##### Data supplied

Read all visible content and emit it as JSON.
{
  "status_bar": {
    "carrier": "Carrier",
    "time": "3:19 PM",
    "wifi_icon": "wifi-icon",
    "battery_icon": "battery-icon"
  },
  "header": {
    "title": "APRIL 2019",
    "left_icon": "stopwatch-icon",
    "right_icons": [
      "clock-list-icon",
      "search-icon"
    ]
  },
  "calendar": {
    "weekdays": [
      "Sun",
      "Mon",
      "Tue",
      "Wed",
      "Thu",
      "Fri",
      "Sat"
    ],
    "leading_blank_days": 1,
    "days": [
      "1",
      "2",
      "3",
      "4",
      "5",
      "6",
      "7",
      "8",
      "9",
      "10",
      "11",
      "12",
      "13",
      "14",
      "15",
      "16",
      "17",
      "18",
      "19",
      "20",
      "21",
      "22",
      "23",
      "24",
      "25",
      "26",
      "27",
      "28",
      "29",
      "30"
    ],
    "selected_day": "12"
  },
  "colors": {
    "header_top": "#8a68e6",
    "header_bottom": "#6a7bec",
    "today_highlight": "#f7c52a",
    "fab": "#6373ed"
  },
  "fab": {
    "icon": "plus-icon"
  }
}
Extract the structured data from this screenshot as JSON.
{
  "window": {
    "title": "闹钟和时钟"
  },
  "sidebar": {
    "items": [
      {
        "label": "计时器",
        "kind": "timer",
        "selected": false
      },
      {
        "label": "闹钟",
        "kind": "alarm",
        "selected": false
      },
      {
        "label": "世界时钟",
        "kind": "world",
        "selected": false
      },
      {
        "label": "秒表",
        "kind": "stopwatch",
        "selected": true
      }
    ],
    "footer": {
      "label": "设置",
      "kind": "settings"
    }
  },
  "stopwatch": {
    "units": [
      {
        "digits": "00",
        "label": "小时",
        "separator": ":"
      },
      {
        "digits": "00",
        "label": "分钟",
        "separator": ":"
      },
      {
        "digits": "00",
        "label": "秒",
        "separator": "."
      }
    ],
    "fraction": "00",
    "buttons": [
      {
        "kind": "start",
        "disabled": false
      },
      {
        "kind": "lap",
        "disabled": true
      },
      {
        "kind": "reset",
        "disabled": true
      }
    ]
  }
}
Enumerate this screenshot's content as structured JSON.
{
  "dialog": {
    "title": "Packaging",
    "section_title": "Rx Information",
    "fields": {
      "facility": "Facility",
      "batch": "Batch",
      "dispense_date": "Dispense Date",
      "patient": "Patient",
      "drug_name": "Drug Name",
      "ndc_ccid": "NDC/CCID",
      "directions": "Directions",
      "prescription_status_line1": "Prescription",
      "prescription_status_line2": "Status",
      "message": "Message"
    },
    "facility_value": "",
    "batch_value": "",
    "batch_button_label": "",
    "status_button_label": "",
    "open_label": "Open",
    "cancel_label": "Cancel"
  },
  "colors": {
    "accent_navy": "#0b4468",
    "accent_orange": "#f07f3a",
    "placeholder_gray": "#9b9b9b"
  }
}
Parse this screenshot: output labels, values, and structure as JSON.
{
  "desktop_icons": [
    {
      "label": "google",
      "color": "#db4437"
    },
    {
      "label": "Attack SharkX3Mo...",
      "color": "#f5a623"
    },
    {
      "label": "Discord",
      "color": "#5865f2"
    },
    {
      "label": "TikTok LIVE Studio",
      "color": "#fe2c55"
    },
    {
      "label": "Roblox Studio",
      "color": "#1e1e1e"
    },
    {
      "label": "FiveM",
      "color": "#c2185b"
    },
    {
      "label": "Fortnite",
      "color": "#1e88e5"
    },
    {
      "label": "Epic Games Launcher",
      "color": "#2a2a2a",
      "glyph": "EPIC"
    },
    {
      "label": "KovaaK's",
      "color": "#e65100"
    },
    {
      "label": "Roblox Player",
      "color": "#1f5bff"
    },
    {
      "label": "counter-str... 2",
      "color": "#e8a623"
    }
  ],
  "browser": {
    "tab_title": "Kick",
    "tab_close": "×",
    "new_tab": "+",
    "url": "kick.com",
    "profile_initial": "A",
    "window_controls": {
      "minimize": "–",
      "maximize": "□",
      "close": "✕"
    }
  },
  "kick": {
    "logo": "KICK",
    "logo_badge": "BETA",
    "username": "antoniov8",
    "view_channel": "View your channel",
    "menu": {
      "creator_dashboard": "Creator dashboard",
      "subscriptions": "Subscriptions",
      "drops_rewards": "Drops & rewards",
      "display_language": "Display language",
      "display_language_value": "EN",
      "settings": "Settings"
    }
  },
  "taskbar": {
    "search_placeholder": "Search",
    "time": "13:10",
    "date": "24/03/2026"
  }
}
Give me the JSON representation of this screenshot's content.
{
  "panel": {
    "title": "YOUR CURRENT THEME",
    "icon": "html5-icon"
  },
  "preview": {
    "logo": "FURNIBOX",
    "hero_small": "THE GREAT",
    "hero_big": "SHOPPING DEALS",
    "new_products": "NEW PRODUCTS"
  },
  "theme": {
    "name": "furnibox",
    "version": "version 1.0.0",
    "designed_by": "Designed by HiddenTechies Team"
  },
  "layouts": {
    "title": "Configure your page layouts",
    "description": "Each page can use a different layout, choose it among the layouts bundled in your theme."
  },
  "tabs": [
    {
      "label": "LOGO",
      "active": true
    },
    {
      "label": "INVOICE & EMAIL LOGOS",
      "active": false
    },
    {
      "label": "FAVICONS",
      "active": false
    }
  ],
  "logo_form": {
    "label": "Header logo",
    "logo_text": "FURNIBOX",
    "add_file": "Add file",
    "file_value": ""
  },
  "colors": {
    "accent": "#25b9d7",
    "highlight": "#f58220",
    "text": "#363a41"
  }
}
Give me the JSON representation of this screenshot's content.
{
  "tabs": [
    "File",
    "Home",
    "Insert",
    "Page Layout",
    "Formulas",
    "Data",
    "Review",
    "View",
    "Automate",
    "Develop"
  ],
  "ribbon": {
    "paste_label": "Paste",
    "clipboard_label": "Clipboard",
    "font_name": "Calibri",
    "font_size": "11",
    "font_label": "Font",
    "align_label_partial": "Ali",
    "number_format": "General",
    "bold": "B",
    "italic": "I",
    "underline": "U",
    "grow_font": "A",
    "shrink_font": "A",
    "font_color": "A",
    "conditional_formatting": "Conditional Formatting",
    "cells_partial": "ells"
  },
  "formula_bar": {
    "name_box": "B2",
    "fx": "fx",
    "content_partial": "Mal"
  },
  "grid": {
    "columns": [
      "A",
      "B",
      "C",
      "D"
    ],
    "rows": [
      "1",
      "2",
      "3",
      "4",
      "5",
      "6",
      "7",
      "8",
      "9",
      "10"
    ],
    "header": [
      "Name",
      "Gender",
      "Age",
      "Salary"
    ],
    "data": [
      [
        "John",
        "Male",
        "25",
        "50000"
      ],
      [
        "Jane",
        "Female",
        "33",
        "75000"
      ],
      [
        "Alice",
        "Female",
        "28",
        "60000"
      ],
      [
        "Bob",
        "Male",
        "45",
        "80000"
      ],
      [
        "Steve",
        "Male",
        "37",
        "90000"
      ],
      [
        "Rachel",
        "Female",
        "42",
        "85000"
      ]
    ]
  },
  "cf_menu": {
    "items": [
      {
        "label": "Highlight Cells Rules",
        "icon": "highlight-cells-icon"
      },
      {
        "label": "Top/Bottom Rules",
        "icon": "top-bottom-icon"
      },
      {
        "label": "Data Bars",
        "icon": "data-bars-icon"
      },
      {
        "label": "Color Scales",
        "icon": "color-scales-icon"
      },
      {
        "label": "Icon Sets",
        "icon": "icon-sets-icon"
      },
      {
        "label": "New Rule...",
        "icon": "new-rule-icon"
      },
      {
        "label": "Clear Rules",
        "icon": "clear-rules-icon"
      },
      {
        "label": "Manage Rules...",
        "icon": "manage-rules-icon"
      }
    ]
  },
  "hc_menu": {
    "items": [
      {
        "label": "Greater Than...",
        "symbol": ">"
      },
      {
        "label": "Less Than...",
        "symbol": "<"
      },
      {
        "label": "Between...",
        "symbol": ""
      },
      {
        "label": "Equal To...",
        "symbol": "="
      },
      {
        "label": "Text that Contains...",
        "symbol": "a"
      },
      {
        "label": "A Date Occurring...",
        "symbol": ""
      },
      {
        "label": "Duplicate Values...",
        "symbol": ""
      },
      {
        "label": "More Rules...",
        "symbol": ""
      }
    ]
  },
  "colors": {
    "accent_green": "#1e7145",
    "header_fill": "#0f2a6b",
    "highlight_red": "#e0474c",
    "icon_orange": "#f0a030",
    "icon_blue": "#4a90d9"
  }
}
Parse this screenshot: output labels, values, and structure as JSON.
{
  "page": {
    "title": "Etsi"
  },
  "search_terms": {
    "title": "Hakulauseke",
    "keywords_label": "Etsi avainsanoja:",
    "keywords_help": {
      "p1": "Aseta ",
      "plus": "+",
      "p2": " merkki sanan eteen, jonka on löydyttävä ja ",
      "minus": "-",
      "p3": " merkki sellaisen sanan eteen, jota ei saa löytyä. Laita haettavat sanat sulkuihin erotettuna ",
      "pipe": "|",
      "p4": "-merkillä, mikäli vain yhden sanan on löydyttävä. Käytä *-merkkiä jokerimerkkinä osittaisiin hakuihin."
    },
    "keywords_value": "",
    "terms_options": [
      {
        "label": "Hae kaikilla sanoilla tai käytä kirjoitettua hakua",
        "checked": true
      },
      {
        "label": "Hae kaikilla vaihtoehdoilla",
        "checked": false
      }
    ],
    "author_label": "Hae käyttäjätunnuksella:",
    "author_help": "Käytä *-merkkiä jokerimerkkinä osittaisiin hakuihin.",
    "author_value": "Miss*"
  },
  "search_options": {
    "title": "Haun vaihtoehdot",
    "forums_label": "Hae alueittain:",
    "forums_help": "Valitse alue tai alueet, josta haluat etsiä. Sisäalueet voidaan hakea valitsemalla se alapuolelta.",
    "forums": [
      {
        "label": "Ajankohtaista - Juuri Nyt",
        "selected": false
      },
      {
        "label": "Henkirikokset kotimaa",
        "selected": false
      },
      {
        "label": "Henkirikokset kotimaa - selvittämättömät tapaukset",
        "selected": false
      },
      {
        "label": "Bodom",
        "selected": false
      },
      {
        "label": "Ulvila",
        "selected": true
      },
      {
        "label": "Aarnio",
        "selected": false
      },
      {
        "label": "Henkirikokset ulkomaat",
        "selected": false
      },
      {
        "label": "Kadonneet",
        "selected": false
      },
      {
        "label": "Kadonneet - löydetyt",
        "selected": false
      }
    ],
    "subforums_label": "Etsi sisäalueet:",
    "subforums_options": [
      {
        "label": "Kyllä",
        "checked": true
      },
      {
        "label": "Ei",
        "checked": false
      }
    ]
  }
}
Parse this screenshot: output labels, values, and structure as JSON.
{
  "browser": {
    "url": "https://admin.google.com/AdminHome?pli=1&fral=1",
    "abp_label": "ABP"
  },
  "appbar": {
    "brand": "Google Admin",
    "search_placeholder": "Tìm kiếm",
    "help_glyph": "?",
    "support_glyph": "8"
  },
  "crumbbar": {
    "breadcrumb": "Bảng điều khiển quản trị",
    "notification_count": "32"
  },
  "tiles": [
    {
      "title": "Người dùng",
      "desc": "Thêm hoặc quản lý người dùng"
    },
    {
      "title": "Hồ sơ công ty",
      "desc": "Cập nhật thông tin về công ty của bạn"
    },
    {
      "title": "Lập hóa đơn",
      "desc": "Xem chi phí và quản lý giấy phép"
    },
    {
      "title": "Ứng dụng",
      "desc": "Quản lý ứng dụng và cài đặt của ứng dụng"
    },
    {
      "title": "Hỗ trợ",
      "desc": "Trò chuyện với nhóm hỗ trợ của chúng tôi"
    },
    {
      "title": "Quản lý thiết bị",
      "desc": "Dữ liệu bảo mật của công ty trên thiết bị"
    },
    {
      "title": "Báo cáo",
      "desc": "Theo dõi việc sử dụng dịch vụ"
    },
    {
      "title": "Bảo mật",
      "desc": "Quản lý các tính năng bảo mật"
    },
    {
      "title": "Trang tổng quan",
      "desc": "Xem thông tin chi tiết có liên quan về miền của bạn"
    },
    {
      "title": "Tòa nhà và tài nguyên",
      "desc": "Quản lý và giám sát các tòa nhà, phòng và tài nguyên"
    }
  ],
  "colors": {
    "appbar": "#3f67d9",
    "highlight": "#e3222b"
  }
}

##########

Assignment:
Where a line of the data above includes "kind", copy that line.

Your solution:
        "kind": "timer",
        "kind": "alarm",
        "kind": "world",
        "kind": "stopwatch",
      "kind": "settings"
        "kind": "start",
        "kind": "lap",
        "kind": "reset",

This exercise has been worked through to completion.